She gave me a look I didn’t see too often but translated roughly into, “How could I have gone through labour for you?” What she finally said was, “I thought you liked girls? Besides, you’ll never regret learning how to type.”

It had previously occurred to me before there was something to be said for being the only guy in a class full of young women whose passions may have been aroused in the previous class studying Romantic English Poetry or something of that ilk. But typing! I couldn’t imagine anything more geeky or more likely to invoke convulsive laughter amongst my friends.

But there I was, me and one other guy in a class of about 35 future secretaries. He looked the part, right down to a pocket protector protecting his polyester shirt from the matching Cross pen and pencil poking out. I, of course, looked cool if grossly out of place, an absurdly subjective opinion.

First class he sat next to me. Concerned I might catch Raging Geek from him and pissed off he’d wasted a seat that may have been occupied by my amour du jour, I told him if he ever sat next to me again, I’d break his thumb—the one you hit the space bar with. He said we fellows should stick together. I said we should divvy up the class and do our best to get a date. After a painful explanation of odds making, he finally understood.  

My mother was not a visionary. She did not foresee personal computers or the future importance of knowing your way around a keyboard. If pressed, she may even admit to motives of self-interest. She knew who would end up typing my papers if I didn’t learn how. And she’d seen my handwriting.

On a very regular basis, like this morning, when I sit down in front of my taunting blank computer screen, I give thanks for her foresight.

I give thanks for Christmas, 1986, the year I first inflicted my family on the woman I’d eventually marry. She and my younger sister, while in the throes of advanced eggnog poisoning, conspired to pull a practical joke on me: They decided to take me skiing.

I had never been skiing. I thought riding chairs to the tops of mountains and sliding down on waxed boards was a pretty wussie way to earn your mountain. Anything short of hiking up and glissading down was both way too frou-frou and, for most of my life, way too expensive to merit serious consideration.

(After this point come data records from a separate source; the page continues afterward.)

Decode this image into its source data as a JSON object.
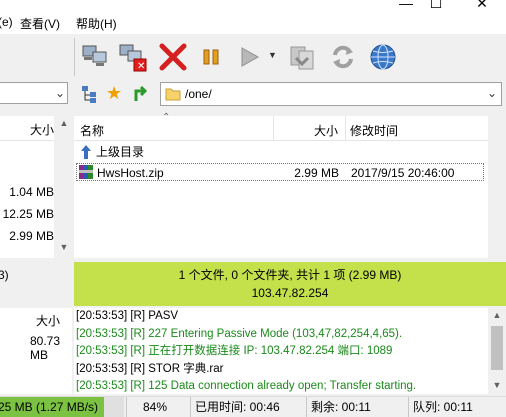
{
  "window": {
    "minimize": "—",
    "maximize": "☐",
    "close": "✕"
  },
  "menu": {
    "view": "查看(V)",
    "prev": "(e)",
    "help": "帮助(H)"
  },
  "address": {
    "path": "/one/"
  },
  "local": {
    "size_header": "大小",
    "sizes": [
      "1.04 MB",
      "12.25 MB",
      "2.99 MB"
    ],
    "status": "3)"
  },
  "remote": {
    "col_name": "名称",
    "col_size": "大小",
    "col_modified": "修改时间",
    "parent_dir": "上级目录",
    "files": [
      {
        "name": "HwsHost.zip",
        "size": "2.99 MB",
        "modified": "2017/9/15 20:46:00"
      }
    ],
    "status_line1": "1 个文件, 0 个文件夹, 共计 1 项 (2.99 MB)",
    "status_line2": "103.47.82.254"
  },
  "queue": {
    "size_header": "大小",
    "size_value": "80.73 MB"
  },
  "log": [
    {
      "time": "[20:53:53]",
      "tag": "[R]",
      "text": "PASV",
      "color": "#000000"
    },
    {
      "time": "[20:53:53]",
      "tag": "[R]",
      "text": "227 Entering Passive Mode (103,47,82,254,4,65).",
      "color": "#1a8a1a"
    },
    {
      "time": "[20:53:53]",
      "tag": "[R]",
      "text": "正在打开数据连接 IP: 103.47.82.254 端口: 1089",
      "color": "#1a8a1a"
    },
    {
      "time": "[20:53:53]",
      "tag": "[R]",
      "text": "STOR 字典.rar",
      "color": "#000000"
    },
    {
      "time": "[20:53:53]",
      "tag": "[R]",
      "text": "125 Data connection already open; Transfer starting.",
      "color": "#1a8a1a"
    }
  ],
  "statusbar": {
    "transfer": "25 MB (1.27 MB/s)",
    "percent": "84%",
    "progress": 0.84,
    "elapsed": "已用时间: 00:46",
    "remaining": "剩余: 00:11",
    "queue": "队列: 00:11"
  },
  "colors": {
    "green_bar": "#c4e04a",
    "log_green": "#1a8a1a",
    "progress_green": "#7cc242"
  },
  "icons": {
    "connect": "computers-icon",
    "disconnect": "disconnect-icon",
    "stop": "red-x-icon",
    "pause": "pause-icon",
    "play": "play-icon",
    "reconnect": "reconnect-icon",
    "refresh": "refresh-icon",
    "web": "globe-icon",
    "tree": "tree-icon",
    "favorite": "star-icon",
    "up": "green-up-arrow-icon",
    "folder": "folder-icon"
  }
}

They arranged equipment and said they’d teach me, so I agreed to go. Well, actually they called me a coward, belittled my manhood and made those awful chicken clucking sounds when I told them they were out of their minds, so really, I didn’t have much choice.

Having climbed and hiked virtually every nook and cranny of Sandia Mountain—the eastern border of Albuquerque, New Mexico—I felt supremely comfortable taking up their challenge. It was my mountain. The craggy side, not the ski side. At least until I put skis on. At which point, it became the Twilight Zone, a place where the laws of gravity became threatening.

For the first half of the first run—of course they took me to the top of the mountain—I was convinced Go-Turn-Fall was the only possible way any human could ski. The fact they didn’t seem to execute the Fall part nearly as often or as well as I did changed nothing. I was also convinced it was a normal part of learning to ski to scream, “I’ll kill you if I ever catch you!” at people you love under normal circumstances and would never, ever think of as at all bitchy.

But somehow, by the time we reached the bottom of the mountain, I had developed a pattern of Go-Turn-Go-Turn-Fall and was so encouraged by this clear show of progress, I skied right onto the chairlift. My enthusiasm surprised both of them, the liftie and the person ahead of me about to sit on the lift who surprisingly ended up on my lap. But I was hooked.

The rest is personal history. I took an early pardon from a life sentence at a financial institution that shall remain nameless, sold my house, moved to Whistler and convinced Bob Barnett to let me tell you stories like this.  

For which I am truly thankful... even if you’re not.